A bug in Trybit Logic is any bit that isn’t either all ones or all zeroes. Your job is to use the tools that Bitrobo gives you to change these bits to eliminate the bugs. One of these tools is call OR. This takes 0101 and 1010 and converts it to 1111. Wait, that might be AND. I know it isn’t NOT. Although it might be. Listen, it’s a little confusing to explain and Bitrobo does a MUCH better job than I can during the tutorial levels. Since the game boasts 200 puzzles, you will have plenty of time to get the hang of it.
This puzzler is definitely best suited to be played on the touch screen of the Switch. I did try it on the TV but I got super tired of using the left stick to move a hand to click and drag the tools onto the bugs. Even moving through the tutorials wasn’t done by hitting A or anything, it was by hitting the >> icon to move through it. Since it has been released on smartphones for almost a year, it makes sense that it would be best played on a touch screen. I would have liked for them to give a little more thought to the Switch player than they really did. I didn’t like moving this little hand around and was pulling the Switch out of its base to use the touch screen within 5 minutes of playing.
The characters are fairly bland and aren’t all that imaginative, but they don’t really need to be. A bug is an ant, OR is a thing, NOT is another little thing. I didn’t really care since my brain was actively trying to solve each puzzle the second it came up. They have a sweet feature I loved on the left side of the screen which allowed you to back up to any previous move you made or start over. There were many times where it was nice to realize that you screwed up about 3 moves ago and you don’t have to just hit replay to try again. You CAN hit replay to start over, but that’s the beauty of it. Go back as far as you need to in order to get your five star rating for squashing all of the bugs. What’s more, you can skip a puzzle to move to the next one, ask for a hint, or just quit altogether if you so choose.

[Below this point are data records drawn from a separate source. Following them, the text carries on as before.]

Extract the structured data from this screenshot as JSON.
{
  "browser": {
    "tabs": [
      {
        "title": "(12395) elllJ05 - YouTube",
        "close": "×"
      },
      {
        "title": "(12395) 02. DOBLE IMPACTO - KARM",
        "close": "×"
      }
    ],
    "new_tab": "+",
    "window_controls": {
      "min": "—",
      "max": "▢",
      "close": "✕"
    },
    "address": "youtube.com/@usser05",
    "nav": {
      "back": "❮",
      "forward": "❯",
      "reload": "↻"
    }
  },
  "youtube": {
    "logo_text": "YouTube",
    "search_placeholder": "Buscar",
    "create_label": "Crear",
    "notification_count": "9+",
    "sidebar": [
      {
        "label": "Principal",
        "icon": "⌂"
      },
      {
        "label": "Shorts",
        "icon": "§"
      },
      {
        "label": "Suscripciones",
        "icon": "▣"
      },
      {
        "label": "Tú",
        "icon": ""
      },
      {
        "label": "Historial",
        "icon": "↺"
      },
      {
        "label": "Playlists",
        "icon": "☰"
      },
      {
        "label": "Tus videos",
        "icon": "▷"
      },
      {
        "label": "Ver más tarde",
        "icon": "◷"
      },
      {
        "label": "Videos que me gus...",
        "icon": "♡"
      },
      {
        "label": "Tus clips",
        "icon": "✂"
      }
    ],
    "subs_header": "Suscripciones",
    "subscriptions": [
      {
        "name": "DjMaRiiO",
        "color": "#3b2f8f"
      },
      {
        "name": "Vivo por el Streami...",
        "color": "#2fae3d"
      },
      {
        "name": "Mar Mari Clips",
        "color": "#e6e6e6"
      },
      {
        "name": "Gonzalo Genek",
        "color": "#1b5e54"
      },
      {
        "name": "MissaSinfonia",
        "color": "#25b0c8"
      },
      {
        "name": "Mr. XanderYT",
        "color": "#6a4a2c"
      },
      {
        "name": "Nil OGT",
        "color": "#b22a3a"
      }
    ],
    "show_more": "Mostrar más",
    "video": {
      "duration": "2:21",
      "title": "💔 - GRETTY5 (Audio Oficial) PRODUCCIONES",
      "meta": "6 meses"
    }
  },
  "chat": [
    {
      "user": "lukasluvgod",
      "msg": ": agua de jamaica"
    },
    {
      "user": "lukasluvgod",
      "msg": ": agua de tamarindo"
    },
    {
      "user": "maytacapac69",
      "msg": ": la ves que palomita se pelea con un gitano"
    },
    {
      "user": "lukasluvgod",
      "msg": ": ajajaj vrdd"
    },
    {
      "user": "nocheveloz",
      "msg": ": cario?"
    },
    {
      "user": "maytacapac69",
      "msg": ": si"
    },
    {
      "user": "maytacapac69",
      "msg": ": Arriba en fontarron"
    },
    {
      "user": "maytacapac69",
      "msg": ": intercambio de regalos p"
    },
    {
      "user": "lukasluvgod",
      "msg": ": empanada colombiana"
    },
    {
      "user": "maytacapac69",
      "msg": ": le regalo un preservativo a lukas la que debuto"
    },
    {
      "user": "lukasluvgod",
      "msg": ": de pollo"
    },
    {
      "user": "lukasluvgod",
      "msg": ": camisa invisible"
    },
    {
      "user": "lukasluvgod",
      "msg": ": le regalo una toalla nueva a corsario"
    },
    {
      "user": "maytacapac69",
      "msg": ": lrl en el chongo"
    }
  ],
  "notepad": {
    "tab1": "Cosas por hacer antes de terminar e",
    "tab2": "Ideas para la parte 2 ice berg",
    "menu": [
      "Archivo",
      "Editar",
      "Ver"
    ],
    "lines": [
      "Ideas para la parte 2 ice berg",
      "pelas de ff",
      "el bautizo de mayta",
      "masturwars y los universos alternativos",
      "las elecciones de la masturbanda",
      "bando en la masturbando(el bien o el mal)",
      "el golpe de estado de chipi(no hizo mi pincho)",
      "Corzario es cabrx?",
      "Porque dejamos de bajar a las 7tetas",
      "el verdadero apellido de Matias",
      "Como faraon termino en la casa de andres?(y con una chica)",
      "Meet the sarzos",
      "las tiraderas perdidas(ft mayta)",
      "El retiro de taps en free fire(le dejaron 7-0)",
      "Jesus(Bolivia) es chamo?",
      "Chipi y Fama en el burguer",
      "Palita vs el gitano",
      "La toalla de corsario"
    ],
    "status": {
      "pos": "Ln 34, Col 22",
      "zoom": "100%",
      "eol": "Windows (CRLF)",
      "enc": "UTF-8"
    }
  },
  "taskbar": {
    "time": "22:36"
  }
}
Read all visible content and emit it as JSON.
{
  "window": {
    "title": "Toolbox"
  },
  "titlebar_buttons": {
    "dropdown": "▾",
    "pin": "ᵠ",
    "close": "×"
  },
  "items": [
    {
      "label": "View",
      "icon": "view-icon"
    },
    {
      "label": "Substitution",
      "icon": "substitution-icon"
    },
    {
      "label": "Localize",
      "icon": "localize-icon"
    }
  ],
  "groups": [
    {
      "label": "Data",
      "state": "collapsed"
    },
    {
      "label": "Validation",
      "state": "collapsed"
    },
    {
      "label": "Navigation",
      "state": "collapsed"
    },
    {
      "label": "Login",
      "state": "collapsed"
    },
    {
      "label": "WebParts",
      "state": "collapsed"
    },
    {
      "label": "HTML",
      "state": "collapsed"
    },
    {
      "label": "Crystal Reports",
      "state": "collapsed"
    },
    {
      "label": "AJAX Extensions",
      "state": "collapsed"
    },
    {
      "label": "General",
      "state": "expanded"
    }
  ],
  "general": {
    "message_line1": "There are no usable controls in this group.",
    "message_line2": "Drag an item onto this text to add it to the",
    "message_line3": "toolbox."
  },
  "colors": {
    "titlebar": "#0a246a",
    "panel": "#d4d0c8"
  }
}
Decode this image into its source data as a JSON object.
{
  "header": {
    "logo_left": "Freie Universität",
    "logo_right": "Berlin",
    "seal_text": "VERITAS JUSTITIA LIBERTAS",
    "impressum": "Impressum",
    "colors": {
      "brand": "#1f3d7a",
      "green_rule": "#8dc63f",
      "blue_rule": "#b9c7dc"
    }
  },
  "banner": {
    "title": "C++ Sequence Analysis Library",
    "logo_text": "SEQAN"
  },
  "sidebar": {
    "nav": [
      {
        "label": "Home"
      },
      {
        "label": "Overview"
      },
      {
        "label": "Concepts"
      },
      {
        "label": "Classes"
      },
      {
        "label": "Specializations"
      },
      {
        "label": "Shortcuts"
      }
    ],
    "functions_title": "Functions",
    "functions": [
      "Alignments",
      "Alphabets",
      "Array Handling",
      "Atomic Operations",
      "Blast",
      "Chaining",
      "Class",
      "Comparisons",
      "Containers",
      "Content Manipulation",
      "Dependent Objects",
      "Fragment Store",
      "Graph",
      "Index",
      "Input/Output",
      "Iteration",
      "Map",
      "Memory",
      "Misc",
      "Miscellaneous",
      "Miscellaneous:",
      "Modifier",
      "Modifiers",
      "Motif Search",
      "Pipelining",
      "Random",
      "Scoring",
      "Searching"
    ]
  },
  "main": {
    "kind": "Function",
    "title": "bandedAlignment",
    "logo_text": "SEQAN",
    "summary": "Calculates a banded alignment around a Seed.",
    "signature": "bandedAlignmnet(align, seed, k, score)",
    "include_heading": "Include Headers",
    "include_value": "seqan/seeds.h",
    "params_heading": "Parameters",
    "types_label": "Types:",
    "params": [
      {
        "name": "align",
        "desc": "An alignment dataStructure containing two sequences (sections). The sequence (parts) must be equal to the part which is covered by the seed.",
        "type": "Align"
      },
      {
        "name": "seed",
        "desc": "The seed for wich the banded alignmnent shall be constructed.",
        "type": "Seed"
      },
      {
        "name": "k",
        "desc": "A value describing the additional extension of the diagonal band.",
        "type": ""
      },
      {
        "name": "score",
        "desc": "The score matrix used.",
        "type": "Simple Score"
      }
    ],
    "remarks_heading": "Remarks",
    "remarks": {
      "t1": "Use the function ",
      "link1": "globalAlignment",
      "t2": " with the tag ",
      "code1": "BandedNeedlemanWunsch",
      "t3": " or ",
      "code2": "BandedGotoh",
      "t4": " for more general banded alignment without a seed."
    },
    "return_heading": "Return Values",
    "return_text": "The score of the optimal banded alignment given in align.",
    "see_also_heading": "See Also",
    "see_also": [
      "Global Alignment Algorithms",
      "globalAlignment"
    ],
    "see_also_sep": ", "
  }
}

Trybit Logic is a fun and unique puzzle game for the Switch and is better played on the go. It really gets your logic juices flowing in your brain. If you’re anything like me and enjoy good puzzle games, this one should challenge your cerebral cortex.
Trybit Logic Review
- Graphics - 7/107/10
- Sound - 6/106/10
- Gameplay - 7/107/10
- Lasting Appeal - 8/108/10
Final Thoughts: GOOD
Trybit Logic is a fun puzzle game that plays best when using the Switch’s touch screen. While it does play ok on the TV, I found it cumbersome and annoying to move the cursor around the screen. Plenty of puzzles will give you hours of bug-crushing fun and possibly a few brain cramps.
Jay has been an avid gamer since the Intellivision days. His hobbies include building PCs, 3D modeling and printing, and spending time with his children and dog.